* [Exercise objective]:
Pick out the lines below that include the string "singular".

* [Supplied material]:
┄┄┄┄┄┄┄┄┄┄
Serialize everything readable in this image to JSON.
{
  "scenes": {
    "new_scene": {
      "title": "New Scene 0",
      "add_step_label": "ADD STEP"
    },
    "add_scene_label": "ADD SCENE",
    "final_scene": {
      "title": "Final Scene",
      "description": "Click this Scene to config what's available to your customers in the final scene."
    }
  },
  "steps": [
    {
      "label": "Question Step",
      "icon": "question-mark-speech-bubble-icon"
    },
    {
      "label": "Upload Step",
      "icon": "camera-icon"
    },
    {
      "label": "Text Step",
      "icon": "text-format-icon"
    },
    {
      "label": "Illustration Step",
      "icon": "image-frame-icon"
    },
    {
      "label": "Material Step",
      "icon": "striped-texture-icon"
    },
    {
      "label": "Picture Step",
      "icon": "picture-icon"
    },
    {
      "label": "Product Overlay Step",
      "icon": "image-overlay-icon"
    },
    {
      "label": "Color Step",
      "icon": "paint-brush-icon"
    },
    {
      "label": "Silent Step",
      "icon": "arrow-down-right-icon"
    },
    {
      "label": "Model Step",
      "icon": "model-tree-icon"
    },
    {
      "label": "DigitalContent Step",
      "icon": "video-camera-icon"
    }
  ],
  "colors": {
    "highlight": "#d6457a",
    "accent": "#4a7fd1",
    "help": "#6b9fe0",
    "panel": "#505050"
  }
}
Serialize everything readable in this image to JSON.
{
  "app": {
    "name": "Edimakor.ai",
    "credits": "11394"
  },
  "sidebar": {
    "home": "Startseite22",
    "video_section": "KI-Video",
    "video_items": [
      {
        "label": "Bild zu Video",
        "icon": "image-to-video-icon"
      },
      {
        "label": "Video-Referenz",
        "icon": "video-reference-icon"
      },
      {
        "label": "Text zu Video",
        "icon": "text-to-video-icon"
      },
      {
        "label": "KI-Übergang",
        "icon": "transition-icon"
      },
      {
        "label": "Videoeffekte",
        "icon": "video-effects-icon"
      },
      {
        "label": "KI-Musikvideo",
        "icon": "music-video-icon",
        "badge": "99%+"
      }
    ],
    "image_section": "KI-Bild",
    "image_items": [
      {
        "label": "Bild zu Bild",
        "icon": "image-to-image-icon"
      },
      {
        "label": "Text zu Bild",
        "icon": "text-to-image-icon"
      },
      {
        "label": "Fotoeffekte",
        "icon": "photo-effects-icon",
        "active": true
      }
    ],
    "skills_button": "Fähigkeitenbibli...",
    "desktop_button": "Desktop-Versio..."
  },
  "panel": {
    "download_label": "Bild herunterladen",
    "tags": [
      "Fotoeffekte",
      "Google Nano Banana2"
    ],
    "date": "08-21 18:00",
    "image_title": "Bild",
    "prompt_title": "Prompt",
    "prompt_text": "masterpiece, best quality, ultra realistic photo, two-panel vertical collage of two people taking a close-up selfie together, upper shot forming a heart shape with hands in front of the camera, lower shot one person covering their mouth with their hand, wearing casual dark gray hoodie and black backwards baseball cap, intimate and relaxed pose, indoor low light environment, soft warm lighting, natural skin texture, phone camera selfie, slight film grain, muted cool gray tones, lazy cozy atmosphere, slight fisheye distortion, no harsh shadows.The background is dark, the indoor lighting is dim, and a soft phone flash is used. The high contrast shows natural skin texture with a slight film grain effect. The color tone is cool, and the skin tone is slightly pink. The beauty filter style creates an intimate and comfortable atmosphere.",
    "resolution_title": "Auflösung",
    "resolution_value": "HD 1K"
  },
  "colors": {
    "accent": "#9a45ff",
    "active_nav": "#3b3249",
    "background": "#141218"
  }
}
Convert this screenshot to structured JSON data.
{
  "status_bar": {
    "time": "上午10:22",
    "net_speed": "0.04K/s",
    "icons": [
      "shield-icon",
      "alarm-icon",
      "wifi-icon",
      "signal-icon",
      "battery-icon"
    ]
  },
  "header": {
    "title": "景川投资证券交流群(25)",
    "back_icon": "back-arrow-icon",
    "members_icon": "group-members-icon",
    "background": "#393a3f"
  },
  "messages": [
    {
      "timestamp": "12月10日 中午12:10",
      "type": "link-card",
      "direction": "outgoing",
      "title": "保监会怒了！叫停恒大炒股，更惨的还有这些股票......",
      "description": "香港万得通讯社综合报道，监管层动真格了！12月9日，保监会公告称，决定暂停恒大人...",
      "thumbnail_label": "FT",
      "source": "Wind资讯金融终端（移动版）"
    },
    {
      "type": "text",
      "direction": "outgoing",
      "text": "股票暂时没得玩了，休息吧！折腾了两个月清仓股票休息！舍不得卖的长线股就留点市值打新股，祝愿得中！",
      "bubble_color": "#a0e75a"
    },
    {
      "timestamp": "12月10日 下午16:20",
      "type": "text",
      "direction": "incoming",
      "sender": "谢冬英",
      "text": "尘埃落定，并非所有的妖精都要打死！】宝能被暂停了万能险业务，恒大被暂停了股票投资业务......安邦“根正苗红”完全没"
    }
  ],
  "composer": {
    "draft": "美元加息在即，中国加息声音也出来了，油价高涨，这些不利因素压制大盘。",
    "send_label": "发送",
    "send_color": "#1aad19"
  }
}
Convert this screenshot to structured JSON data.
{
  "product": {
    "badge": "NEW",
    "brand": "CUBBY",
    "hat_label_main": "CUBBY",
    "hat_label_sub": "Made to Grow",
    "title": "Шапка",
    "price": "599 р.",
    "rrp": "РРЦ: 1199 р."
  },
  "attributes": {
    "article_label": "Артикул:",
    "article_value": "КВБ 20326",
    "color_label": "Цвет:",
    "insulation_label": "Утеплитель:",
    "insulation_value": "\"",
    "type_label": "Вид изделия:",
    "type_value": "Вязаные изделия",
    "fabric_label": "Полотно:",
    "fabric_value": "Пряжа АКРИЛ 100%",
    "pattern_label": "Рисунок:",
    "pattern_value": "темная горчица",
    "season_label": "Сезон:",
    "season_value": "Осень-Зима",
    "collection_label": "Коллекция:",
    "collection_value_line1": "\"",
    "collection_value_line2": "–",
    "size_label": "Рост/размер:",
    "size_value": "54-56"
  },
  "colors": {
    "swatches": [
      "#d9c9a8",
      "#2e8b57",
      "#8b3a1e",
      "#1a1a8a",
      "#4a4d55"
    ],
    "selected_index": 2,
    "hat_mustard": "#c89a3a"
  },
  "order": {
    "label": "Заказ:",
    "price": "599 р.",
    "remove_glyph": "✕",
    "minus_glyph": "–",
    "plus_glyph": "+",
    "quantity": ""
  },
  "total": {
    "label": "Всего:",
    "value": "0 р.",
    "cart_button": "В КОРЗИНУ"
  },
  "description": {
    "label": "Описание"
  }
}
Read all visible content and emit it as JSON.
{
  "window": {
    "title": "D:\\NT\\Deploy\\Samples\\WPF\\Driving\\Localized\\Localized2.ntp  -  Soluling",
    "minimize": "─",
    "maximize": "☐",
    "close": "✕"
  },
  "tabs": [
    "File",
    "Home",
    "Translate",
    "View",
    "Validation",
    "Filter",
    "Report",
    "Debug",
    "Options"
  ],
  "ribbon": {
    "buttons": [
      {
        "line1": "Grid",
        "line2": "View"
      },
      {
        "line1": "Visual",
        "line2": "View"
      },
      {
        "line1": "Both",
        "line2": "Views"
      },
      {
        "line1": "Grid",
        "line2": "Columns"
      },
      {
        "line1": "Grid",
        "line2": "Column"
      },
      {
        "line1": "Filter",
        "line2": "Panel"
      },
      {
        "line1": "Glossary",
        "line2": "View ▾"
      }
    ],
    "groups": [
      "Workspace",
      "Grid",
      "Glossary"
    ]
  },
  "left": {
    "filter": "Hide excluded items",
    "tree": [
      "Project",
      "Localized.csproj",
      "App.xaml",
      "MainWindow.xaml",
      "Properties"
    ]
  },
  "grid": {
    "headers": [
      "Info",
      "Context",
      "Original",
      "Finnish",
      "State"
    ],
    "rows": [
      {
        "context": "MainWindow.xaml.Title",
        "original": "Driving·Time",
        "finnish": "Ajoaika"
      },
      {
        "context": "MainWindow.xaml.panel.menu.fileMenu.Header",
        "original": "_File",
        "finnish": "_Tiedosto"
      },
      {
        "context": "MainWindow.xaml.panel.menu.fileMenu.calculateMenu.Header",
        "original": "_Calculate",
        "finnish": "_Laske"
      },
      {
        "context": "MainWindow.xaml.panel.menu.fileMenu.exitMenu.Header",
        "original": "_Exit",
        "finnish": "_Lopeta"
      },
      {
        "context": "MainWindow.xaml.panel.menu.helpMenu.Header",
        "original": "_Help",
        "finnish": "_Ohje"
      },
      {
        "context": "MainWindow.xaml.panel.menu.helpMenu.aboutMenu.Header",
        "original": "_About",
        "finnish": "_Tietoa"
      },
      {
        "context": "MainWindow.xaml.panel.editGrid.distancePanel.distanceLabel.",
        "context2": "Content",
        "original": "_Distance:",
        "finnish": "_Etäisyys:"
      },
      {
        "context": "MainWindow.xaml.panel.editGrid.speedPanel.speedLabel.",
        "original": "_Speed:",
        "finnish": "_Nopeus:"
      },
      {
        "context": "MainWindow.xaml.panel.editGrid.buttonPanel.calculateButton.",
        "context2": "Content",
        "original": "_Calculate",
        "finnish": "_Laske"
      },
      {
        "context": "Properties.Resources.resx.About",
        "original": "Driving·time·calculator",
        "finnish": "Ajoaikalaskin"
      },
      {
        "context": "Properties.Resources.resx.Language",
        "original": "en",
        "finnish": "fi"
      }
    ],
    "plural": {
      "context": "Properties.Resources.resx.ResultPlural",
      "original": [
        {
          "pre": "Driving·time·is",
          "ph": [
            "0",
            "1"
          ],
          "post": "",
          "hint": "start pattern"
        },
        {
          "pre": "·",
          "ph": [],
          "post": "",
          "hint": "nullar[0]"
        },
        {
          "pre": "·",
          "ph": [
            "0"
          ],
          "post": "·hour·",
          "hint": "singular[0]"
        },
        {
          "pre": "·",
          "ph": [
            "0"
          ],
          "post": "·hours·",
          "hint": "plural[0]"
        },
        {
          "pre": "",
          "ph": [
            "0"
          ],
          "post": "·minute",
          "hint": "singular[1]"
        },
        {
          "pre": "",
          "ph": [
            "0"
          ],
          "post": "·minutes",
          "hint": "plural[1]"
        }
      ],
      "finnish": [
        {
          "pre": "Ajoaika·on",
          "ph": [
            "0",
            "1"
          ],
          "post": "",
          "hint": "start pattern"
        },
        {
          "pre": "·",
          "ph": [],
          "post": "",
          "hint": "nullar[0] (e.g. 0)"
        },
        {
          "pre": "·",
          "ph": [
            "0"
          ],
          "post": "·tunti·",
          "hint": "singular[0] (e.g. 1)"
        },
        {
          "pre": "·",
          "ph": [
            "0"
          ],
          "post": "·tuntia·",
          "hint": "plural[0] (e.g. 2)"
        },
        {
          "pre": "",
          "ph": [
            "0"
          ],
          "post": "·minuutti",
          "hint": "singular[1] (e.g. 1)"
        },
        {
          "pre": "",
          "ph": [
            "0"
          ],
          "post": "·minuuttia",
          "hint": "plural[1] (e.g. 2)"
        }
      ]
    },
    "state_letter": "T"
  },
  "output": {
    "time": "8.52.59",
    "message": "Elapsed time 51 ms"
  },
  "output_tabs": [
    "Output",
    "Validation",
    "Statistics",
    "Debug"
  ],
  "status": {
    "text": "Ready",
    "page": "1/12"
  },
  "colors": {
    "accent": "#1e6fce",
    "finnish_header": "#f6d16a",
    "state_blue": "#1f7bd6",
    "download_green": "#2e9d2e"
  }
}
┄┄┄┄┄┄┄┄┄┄
* [Solved exercise]:
          "hint": "singular[0]"
          "hint": "singular[1]"
          "hint": "singular[0] (e.g. 1)"
          "hint": "singular[1] (e.g. 1)"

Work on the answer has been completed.